▶ [WHAT TO DO]
Find the lines below in which the string "שמור" occurs. Copy each one.

### GIVEN RECORDS ###

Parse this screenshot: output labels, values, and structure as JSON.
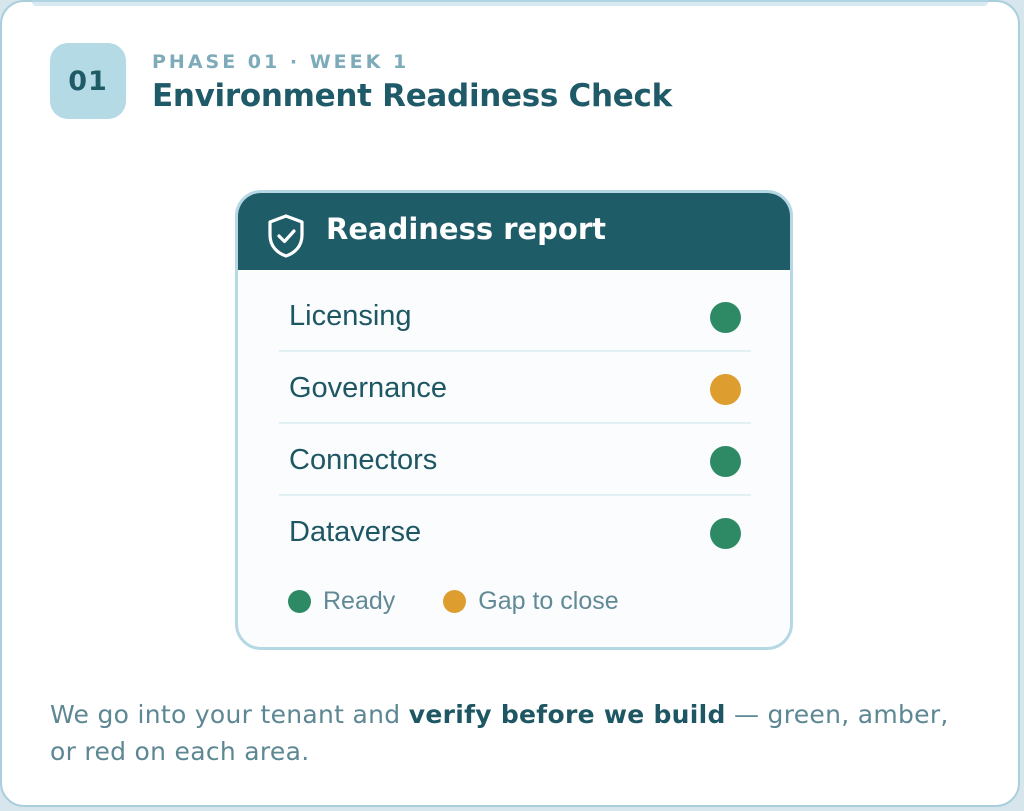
{
  "header": {
    "phase_number": "01",
    "eyebrow": "PHASE 01 · WEEK 1",
    "title": "Environment Readiness Check"
  },
  "report": {
    "title": "Readiness report",
    "icon": "shield-check-icon",
    "rows": [
      {
        "label": "Licensing",
        "status": "ready",
        "color": "#2e8a65"
      },
      {
        "label": "Governance",
        "status": "gap",
        "color": "#dd9d2f"
      },
      {
        "label": "Connectors",
        "status": "ready",
        "color": "#2e8a65"
      },
      {
        "label": "Dataverse",
        "status": "ready",
        "color": "#2e8a65"
      }
    ],
    "legend": [
      {
        "label": "Ready",
        "color": "#2e8a65"
      },
      {
        "label": "Gap to close",
        "color": "#dd9d2f"
      }
    ]
  },
  "caption": {
    "before": "We go into your tenant and ",
    "bold": "verify before we build",
    "after": " — green, amber, or red on each area."
  },
  "colors": {
    "header_bg": "#1e5c68",
    "ready": "#2e8a65",
    "gap": "#dd9d2f",
    "accent_light": "#b4dae6"
  }
}
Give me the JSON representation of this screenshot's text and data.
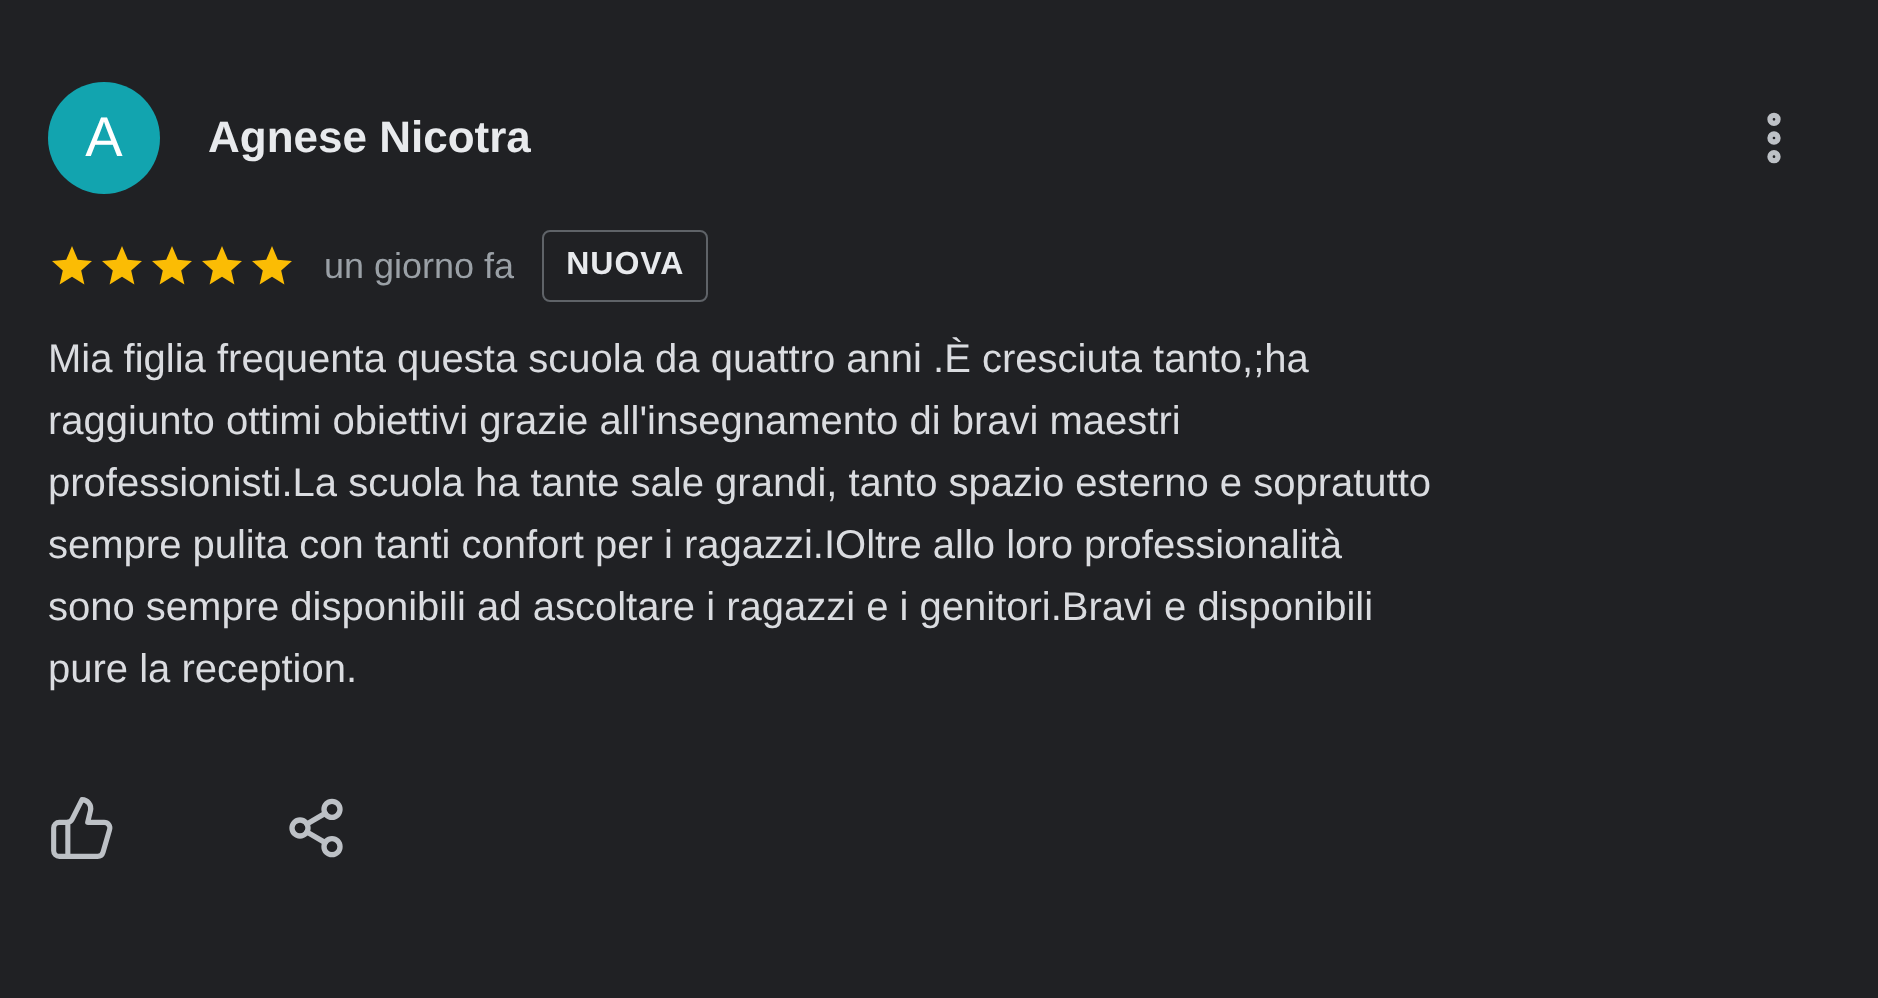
{
  "review": {
    "avatar_letter": "A",
    "author": "Agnese Nicotra",
    "stars": 5,
    "time": "un giorno fa",
    "badge": "NUOVA",
    "text": "Mia figlia frequenta questa scuola da quattro anni .È cresciuta tanto,;ha\nraggiunto ottimi obiettivi grazie all'insegnamento di bravi maestri\nprofessionisti.La scuola ha tante sale grandi, tanto spazio esterno e sopratutto\nsempre pulita con tanti confort per i ragazzi.IOltre allo loro professionalità\nsono sempre disponibili ad ascoltare i ragazzi e i genitori.Bravi e disponibili\npure la reception."
  }
}
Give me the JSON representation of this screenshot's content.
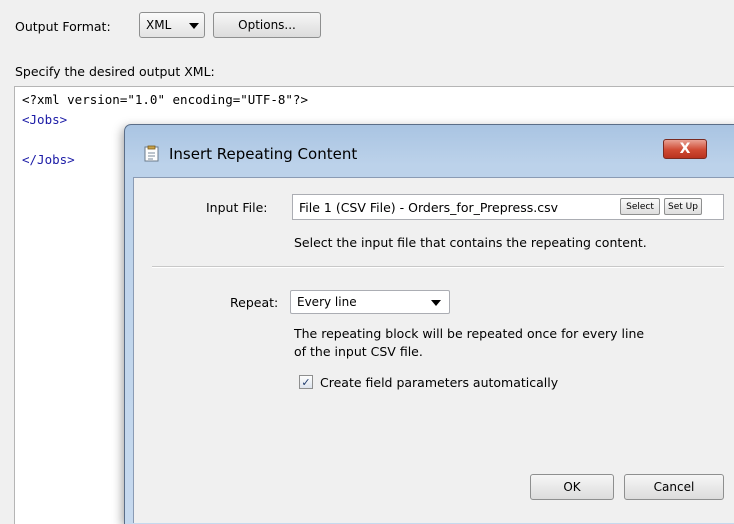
{
  "toolbar": {
    "output_format_label": "Output Format:",
    "output_format_value": "XML",
    "options_button": "Options..."
  },
  "editor": {
    "label": "Specify the desired output XML:",
    "lines": [
      "<?xml version=\"1.0\" encoding=\"UTF-8\"?>",
      "<Jobs>",
      "</Jobs>"
    ]
  },
  "dialog": {
    "title": "Insert Repeating Content",
    "close_label": "X",
    "input_file_label": "Input File:",
    "input_file_value": "File 1 (CSV File) - Orders_for_Prepress.csv",
    "select_button": "Select",
    "setup_button": "Set Up",
    "input_file_help": "Select the input file that contains the repeating content.",
    "repeat_label": "Repeat:",
    "repeat_value": "Every line",
    "repeat_help_line1": "The repeating block will be repeated once for every line",
    "repeat_help_line2": "of the input CSV file.",
    "checkbox_label": "Create field parameters automatically",
    "checkbox_checked": true,
    "ok_button": "OK",
    "cancel_button": "Cancel"
  },
  "colors": {
    "tag_color": "#1a1aa6",
    "title_bar": "#bcd2ea",
    "close_button": "#cf4a33"
  }
}
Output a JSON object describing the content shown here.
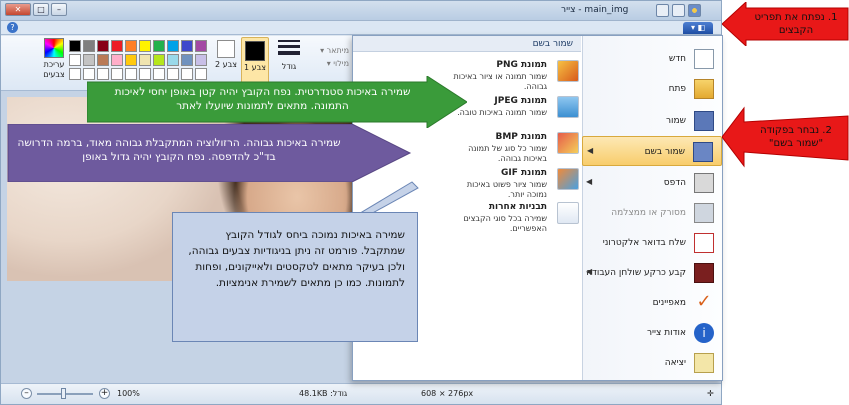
{
  "window": {
    "title": "main_img - צייר",
    "file_button_label": "▾ ◧"
  },
  "ribbon": {
    "edit_colors_label": "עריכת צבעים",
    "color2_label": "צבע 2",
    "color1_label": "צבע 1",
    "size_label": "גודל",
    "outline_label": "מיתאר ▾",
    "fill_label": "מילוי ▾",
    "palette": [
      "#000000",
      "#7f7f7f",
      "#880015",
      "#ed1c24",
      "#ff7f27",
      "#fff200",
      "#22b14c",
      "#00a2e8",
      "#3f48cc",
      "#a349a4",
      "#ffffff",
      "#c3c3c3",
      "#b97a57",
      "#ffaec9",
      "#ffc90e",
      "#efe4b0",
      "#b5e61d",
      "#99d9ea",
      "#7092be",
      "#c8bfe7",
      "#ffffff",
      "#ffffff",
      "#ffffff",
      "#ffffff",
      "#ffffff",
      "#ffffff",
      "#ffffff",
      "#ffffff",
      "#ffffff",
      "#ffffff"
    ]
  },
  "file_menu": {
    "items": [
      {
        "label": "חדש",
        "icon": "new-file-icon",
        "arrow": false
      },
      {
        "label": "פתח",
        "icon": "open-folder-icon",
        "arrow": false
      },
      {
        "label": "שמור",
        "icon": "save-icon",
        "arrow": false
      },
      {
        "label": "שמור בשם",
        "icon": "save-as-icon",
        "arrow": true
      },
      {
        "label": "הדפס",
        "icon": "printer-icon",
        "arrow": true
      },
      {
        "label": "מסורק או ממצלמה",
        "icon": "scanner-icon",
        "arrow": false
      },
      {
        "label": "שלח בדואר אלקטרוני",
        "icon": "email-icon",
        "arrow": false
      },
      {
        "label": "קבע כרקע שולחן העבודה",
        "icon": "desktop-icon",
        "arrow": true
      },
      {
        "label": "מאפיינים",
        "icon": "check-icon",
        "arrow": false
      },
      {
        "label": "אודות צייר",
        "icon": "info-icon",
        "arrow": false
      },
      {
        "label": "יציאה",
        "icon": "exit-icon",
        "arrow": false
      }
    ],
    "save_as_header": "שמור בשם",
    "save_as_options": [
      {
        "title": "תמונת PNG",
        "desc": "שמור תמונה או ציור באיכות גבוהה."
      },
      {
        "title": "תמונת JPEG",
        "desc": "שמור תמונה באיכות טובה."
      },
      {
        "title": "תמונת BMP",
        "desc": "שמור כל סוג של תמונה באיכות גבוהה."
      },
      {
        "title": "תמונת GIF",
        "desc": "שמור ציור פשוט באיכות נמוכה יותר."
      },
      {
        "title": "תבניות אחרות",
        "desc": "שמירה בכל סוגי הקבצים האפשריים."
      }
    ]
  },
  "status": {
    "zoom": "100%",
    "size_label": "גודל: 48.1KB",
    "dimensions": "608 × 276px"
  },
  "annotations": {
    "red_1": "1. נפתח את תפריט הקבצים",
    "red_2": "2. נבחר בפקודה \"שמור בשם\"",
    "green": "שמירה באיכות סטנדרטית. נפח הקובץ יהיה קטן באופן יחסי לאיכות התמונה. מתאים לתמונות שיועלו לאתר",
    "purple": "שמירה באיכות גבוהה. הרזולוציה המתקבלת גבוהה מאוד, ברמה הדרושה בד\"כ להדפסה. נפח הקובץ יהיה גדול באופן",
    "blue": "שמירה באיכות נמוכה ביחס לגודל הקובץ שמתקבל. פורמט זה ניתן בניגודיות צבעים גבוהה, ולכן בעיקר מתאים לטקסטים ולאייקונים, ופחות לתמונות. כמו כן מתאים לשמירת אנימציות."
  },
  "colors": {
    "green_callout": "#3a9b3a",
    "purple_callout": "#6e5a9e",
    "blue_callout": "#c5d2e8",
    "red_callout": "#e81818",
    "menu_highlight": "#f8cd6c"
  }
}
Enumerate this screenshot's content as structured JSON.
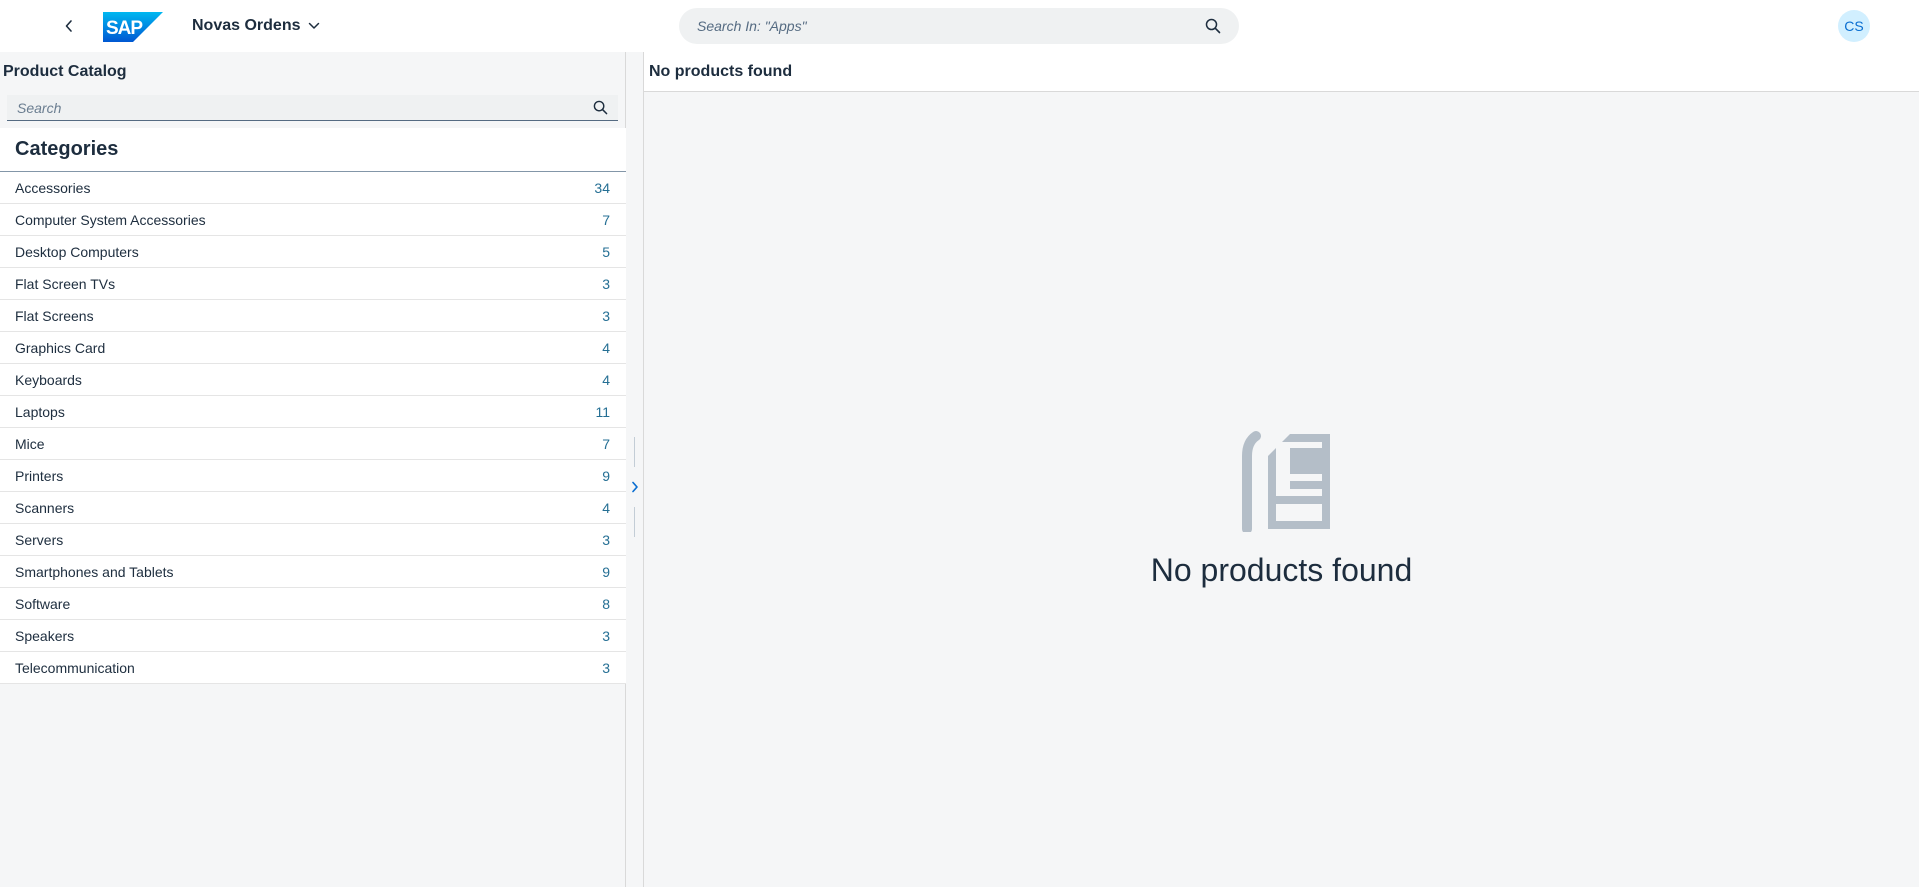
{
  "shell": {
    "app_title": "Novas Ordens",
    "search_placeholder": "Search In: \"Apps\"",
    "avatar_initials": "CS",
    "brand_color": "#0a6ed1"
  },
  "master": {
    "title": "Product Catalog",
    "search_placeholder": "Search",
    "categories_heading": "Categories",
    "categories": [
      {
        "name": "Accessories",
        "count": "34"
      },
      {
        "name": "Computer System Accessories",
        "count": "7"
      },
      {
        "name": "Desktop Computers",
        "count": "5"
      },
      {
        "name": "Flat Screen TVs",
        "count": "3"
      },
      {
        "name": "Flat Screens",
        "count": "3"
      },
      {
        "name": "Graphics Card",
        "count": "4"
      },
      {
        "name": "Keyboards",
        "count": "4"
      },
      {
        "name": "Laptops",
        "count": "11"
      },
      {
        "name": "Mice",
        "count": "7"
      },
      {
        "name": "Printers",
        "count": "9"
      },
      {
        "name": "Scanners",
        "count": "4"
      },
      {
        "name": "Servers",
        "count": "3"
      },
      {
        "name": "Smartphones and Tablets",
        "count": "9"
      },
      {
        "name": "Software",
        "count": "8"
      },
      {
        "name": "Speakers",
        "count": "3"
      },
      {
        "name": "Telecommunication",
        "count": "3"
      }
    ]
  },
  "detail": {
    "header_title": "No products found",
    "empty_message": "No products found",
    "illustration_icon": "document-icon"
  }
}
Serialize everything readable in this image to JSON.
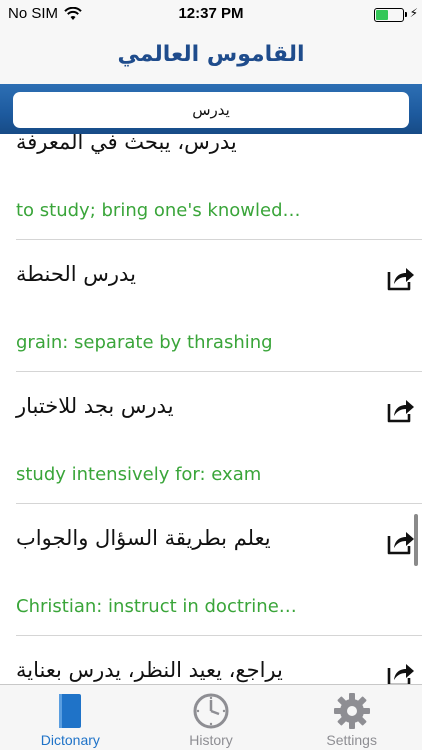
{
  "status_bar": {
    "carrier": "No SIM",
    "time": "12:37 PM"
  },
  "nav": {
    "title": "القاموس العالمي"
  },
  "search": {
    "value": "يدرس"
  },
  "results": [
    {
      "arabic": "يدرس، يبحث في المعرفة",
      "english": "to study; bring one's knowled…",
      "icon": "dash"
    },
    {
      "arabic": "يدرس الحنطة",
      "english": "grain: separate by thrashing",
      "icon": "share-icon"
    },
    {
      "arabic": "يدرس بجد للاختبار",
      "english": "study intensively for: exam",
      "icon": "share-icon"
    },
    {
      "arabic": "يعلم بطريقة السؤال والجواب",
      "english": "Christian: instruct in doctrine…",
      "icon": "share-icon"
    },
    {
      "arabic": "يراجع، يعيد النظر، يدرس بعناية",
      "english": "",
      "icon": "share-icon"
    }
  ],
  "tabs": [
    {
      "label": "Dictonary",
      "icon": "book-icon",
      "active": true
    },
    {
      "label": "History",
      "icon": "clock-icon",
      "active": false
    },
    {
      "label": "Settings",
      "icon": "gear-icon",
      "active": false
    }
  ],
  "colors": {
    "accent": "#1f73c8",
    "english_text": "#3aa53a",
    "title": "#1f4c8c",
    "search_bar": "#1d5a9e",
    "battery": "#35c759"
  }
}
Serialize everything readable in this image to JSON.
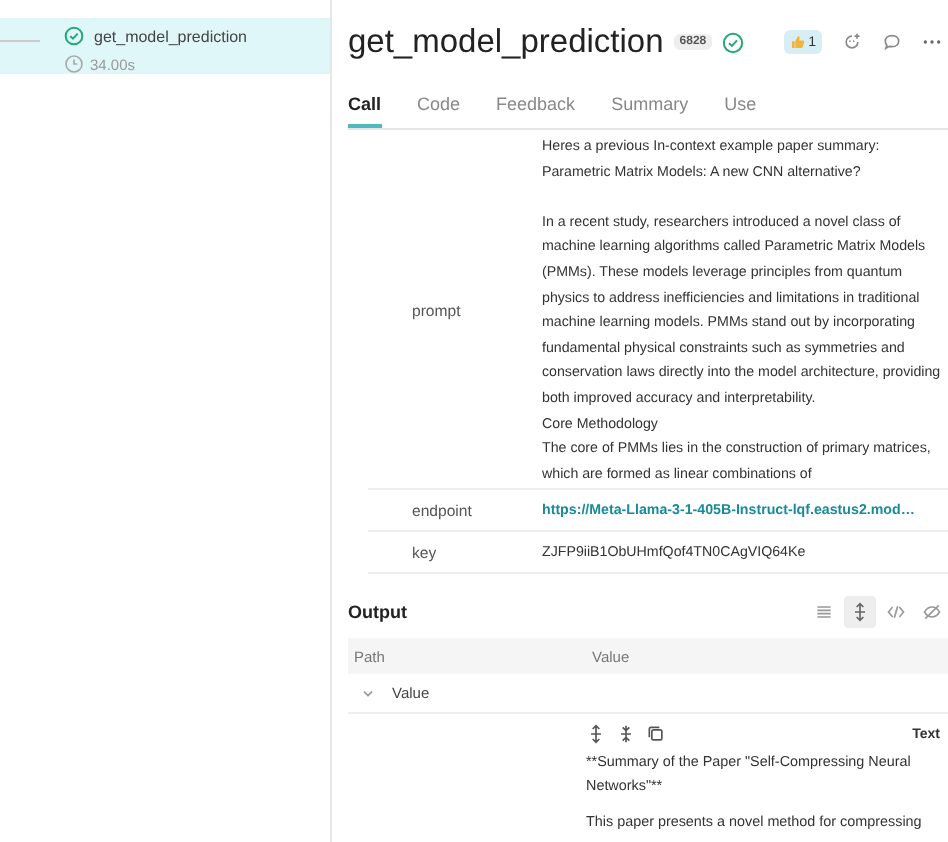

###

▶ [ANSWER TO THIS PROBLEM]
        "label": "שמור",
        "label": "שמור בשם",
    "save_as_header": "שמור בשם",
        "desc": "שמור תמונה או ציור באיכות גבוהה."
        "desc": "שמור תמונה באיכות טובה."
        "desc": "שמור כל סוג של תמונה באיכות גבוהה."
        "desc": "שמור ציור פשוט באיכות נמוכה יותר."
    "red_2": "2. נבחר בפקודה \"שמור בשם\"",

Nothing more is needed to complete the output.